Light from a patient’s perspective
Patients rarely have the opportunity to go outside and spend most of their time at the hospital in their room. Hospital stays are often strange and unpleasant, and the way a room is lit becomes very important from an emotional, biological and visual perspective.
When planned correctly, the light can help create a positive experience and contribute to reduced stress in an otherwise uncomfortable situation. The clinical situation becomes less formal, less threatening and more comfortable through strategic use of coloured lights or lights that slowly change colour as the day progresses.
From a purely visual perspective, the patient needs a light that is adapted to their needs and that they themselves can control. Lighting planning from the patient’s perspective is thus about seeing the bigger picture, from ensuring biologically effective light that can contribute to promoting recovery to a good reading light or a light for finding the way to the toilet at night.
Staff need well-designed work lighting that will contribute to more accurate diagnoses and better treatment of patients. The staff are also biologically and emotionally affected by the light. A lot of daylight is good for everyone as it helps our unconscious mind to keep track of time. The best thing of course is to go outside during breaks.
Well-planned work lighting with a lot of ambient light illuminates the walls and ceiling while also ensuring that the light in our field of vision is sufficient. Ambient lighting from large surfaces increases the pupil’s light intake and keeps staff fresh and alert during long work shifts at all hours of the day.

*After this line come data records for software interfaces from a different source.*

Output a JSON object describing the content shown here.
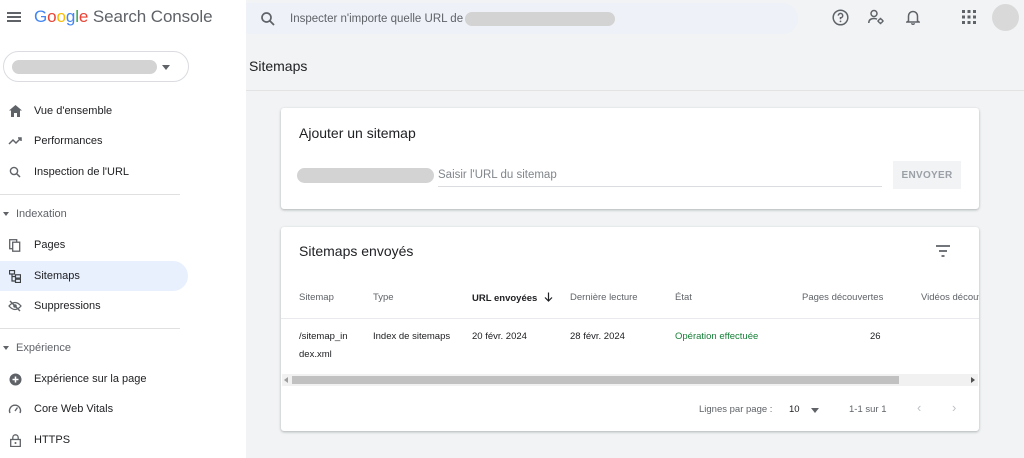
{
  "app": {
    "logo": {
      "google": [
        "G",
        "o",
        "o",
        "g",
        "l",
        "e"
      ],
      "product": "Search Console"
    },
    "search_placeholder": "Inspecter n'importe quelle URL de"
  },
  "sidebar": {
    "overview": "Vue d'ensemble",
    "performance": "Performances",
    "url_inspection": "Inspection de l'URL",
    "section_indexing": "Indexation",
    "pages": "Pages",
    "sitemaps": "Sitemaps",
    "removals": "Suppressions",
    "section_experience": "Expérience",
    "page_experience": "Expérience sur la page",
    "core_web_vitals": "Core Web Vitals",
    "https": "HTTPS"
  },
  "main": {
    "page_title": "Sitemaps",
    "add_card": {
      "title": "Ajouter un sitemap",
      "input_placeholder": "Saisir l'URL du sitemap",
      "submit_label": "ENVOYER"
    },
    "submitted_card": {
      "title": "Sitemaps envoyés",
      "columns": [
        "Sitemap",
        "Type",
        "URL envoyées",
        "Dernière lecture",
        "État",
        "Pages découvertes",
        "Vidéos découv"
      ],
      "rows": [
        {
          "sitemap_line1": "/sitemap_in",
          "sitemap_line2": "dex.xml",
          "type": "Index de sitemaps",
          "submitted": "20 févr. 2024",
          "last_read": "28 févr. 2024",
          "status": "Opération effectuée",
          "discovered_pages": "26"
        }
      ],
      "pagination": {
        "rows_per_page_label": "Lignes par page :",
        "rows_per_page_value": "10",
        "range": "1-1 sur 1"
      }
    }
  },
  "colors": {
    "accent_active": "#e8f0fe",
    "status_success": "#188038",
    "google_blue": "#4285f4",
    "google_red": "#ea4335",
    "google_yellow": "#fbbc05",
    "google_green": "#34a853"
  }
}
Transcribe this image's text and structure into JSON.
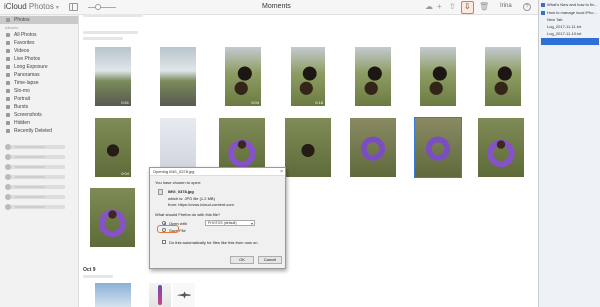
{
  "app": {
    "name": "iCloud",
    "section": "Photos"
  },
  "toolbar": {
    "title": "Moments",
    "user": "Irina",
    "help": "?"
  },
  "sidebar": {
    "items": [
      {
        "label": "Photos",
        "active": true
      },
      {
        "label": "All Photos"
      },
      {
        "label": "Favorites"
      },
      {
        "label": "Videos"
      },
      {
        "label": "Live Photos"
      },
      {
        "label": "Long Exposure"
      },
      {
        "label": "Panoramas"
      },
      {
        "label": "Time-lapse"
      },
      {
        "label": "Slo-mo"
      },
      {
        "label": "Portrait"
      },
      {
        "label": "Bursts"
      },
      {
        "label": "Screenshots"
      },
      {
        "label": "Hidden"
      },
      {
        "label": "Recently Deleted"
      }
    ],
    "albums_header": "Albums"
  },
  "main": {
    "photos_row1_durations": [
      "0:51",
      "",
      "0:04",
      "0:18",
      "",
      "",
      ""
    ],
    "photos_row2_durations": [
      "0:04",
      "",
      "",
      "",
      "",
      "",
      ""
    ],
    "section_label": "Oct 9"
  },
  "right_panel": {
    "items": [
      {
        "label": "What's New and how to fix...",
        "fav": true
      },
      {
        "label": "How to manage local iPho...",
        "fav": true
      },
      {
        "label": "New Tab",
        "fav": false
      },
      {
        "label": "Log_2017-11-11.txt",
        "fav": false
      },
      {
        "label": "Log_2017-11-10.txt",
        "fav": false
      }
    ]
  },
  "dialog": {
    "title": "Opening IMG_0378.jpg",
    "intro": "You have chosen to open:",
    "filename": "IMG_0378.jpg",
    "which_is": "which is: JPG file (1.2 MB)",
    "from": "from: https://cvws.icloud-content.com",
    "question": "What should Firefox do with this file?",
    "open_with_label": "Open with",
    "open_with_value": "PHOTOS (default)",
    "save_file_label": "Save File",
    "auto_label": "Do this automatically for files like this from now on.",
    "ok": "OK",
    "cancel": "Cancel"
  },
  "colors": {
    "accent": "#e4793a",
    "selection": "#2f6fd6"
  }
}
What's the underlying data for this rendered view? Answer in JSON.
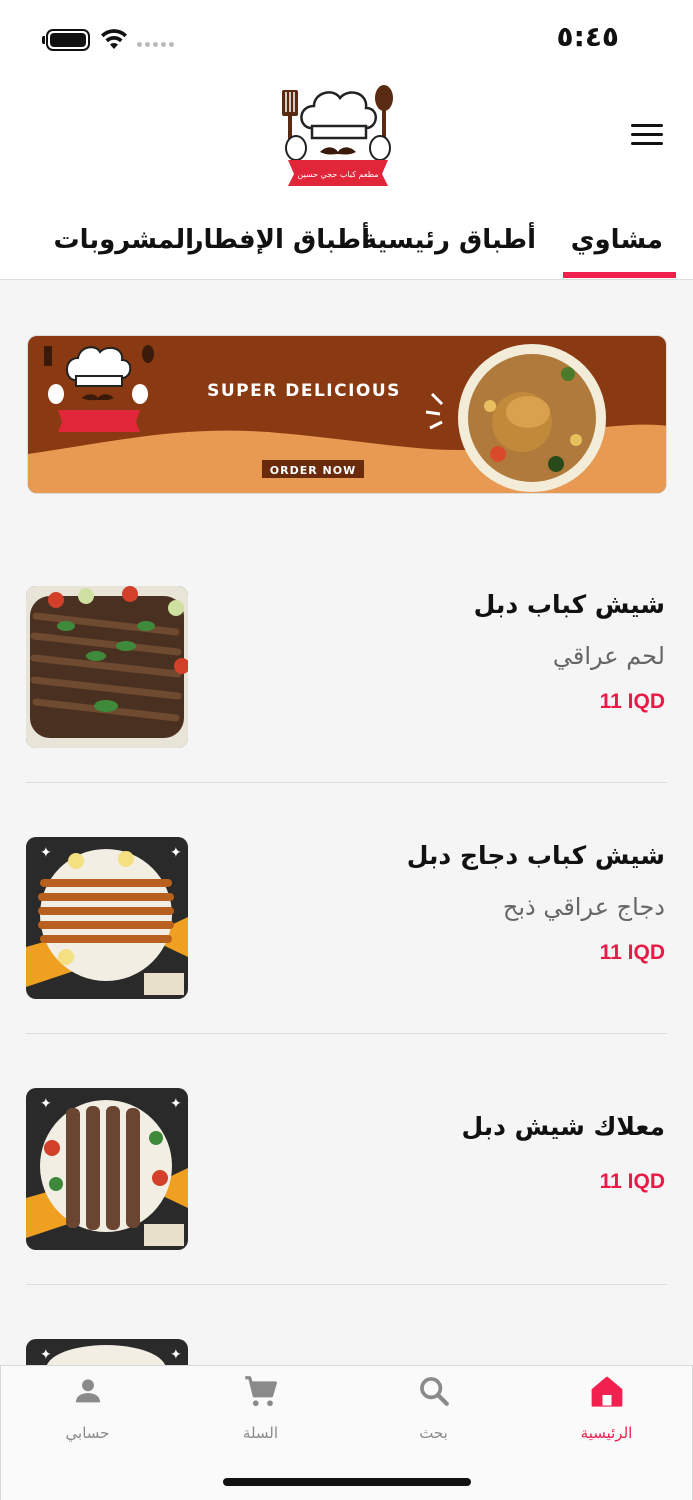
{
  "status_bar": {
    "time": "٥:٤٥"
  },
  "logo": {
    "caption": "مطعم كباب حجي حسين"
  },
  "tabs": [
    {
      "label": "مشاوي",
      "active": true
    },
    {
      "label": "أطباق رئيسية",
      "active": false
    },
    {
      "label": "أطباق الإفطار",
      "active": false
    },
    {
      "label": "المشروبات",
      "active": false
    }
  ],
  "banner": {
    "headline": "SUPER DELICIOUS",
    "cta": "ORDER NOW",
    "colors": {
      "top": "#8a3a12",
      "bottom": "#e89a52"
    }
  },
  "menu_items": [
    {
      "name": "شيش كباب دبل",
      "description": "لحم عراقي",
      "price": "11 IQD"
    },
    {
      "name": "شيش كباب دجاج دبل",
      "description": "دجاج عراقي ذبح",
      "price": "11 IQD"
    },
    {
      "name": "معلاك شيش دبل",
      "description": "",
      "price": "11 IQD"
    }
  ],
  "bottom_nav": [
    {
      "label": "حسابي",
      "icon": "person-icon",
      "active": false
    },
    {
      "label": "السلة",
      "icon": "cart-icon",
      "active": false
    },
    {
      "label": "بحث",
      "icon": "search-icon",
      "active": false
    },
    {
      "label": "الرئيسية",
      "icon": "home-icon",
      "active": true
    }
  ],
  "colors": {
    "accent": "#f0204f",
    "price": "#e81a48",
    "inactive": "#8a8a8a"
  }
}
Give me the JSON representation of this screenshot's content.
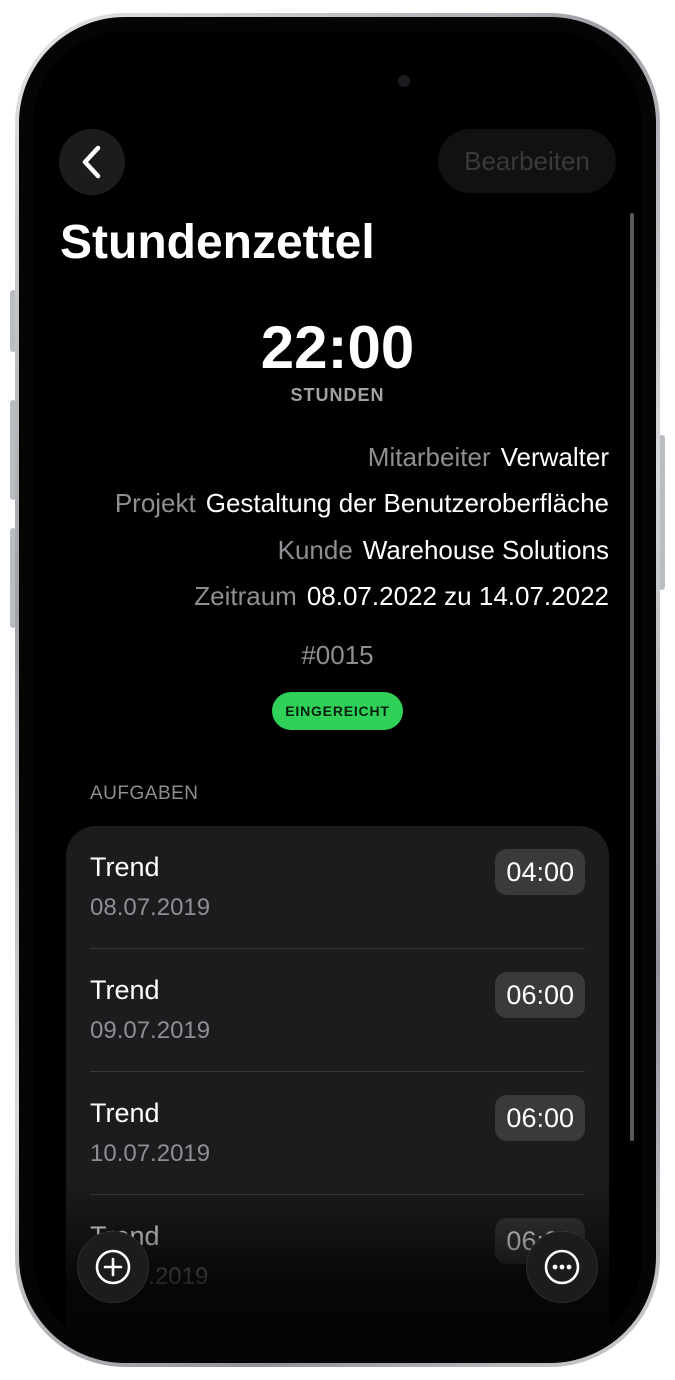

Pre-set light scenes make it simple for staff to adjust the light in different rooms. Sometimes more light is needed, sometimes less. The staff can do their work even when high light levels are limited in e.g. a patient’s room. Depending on its nature, examination light should normally be between 500–1,000 lux.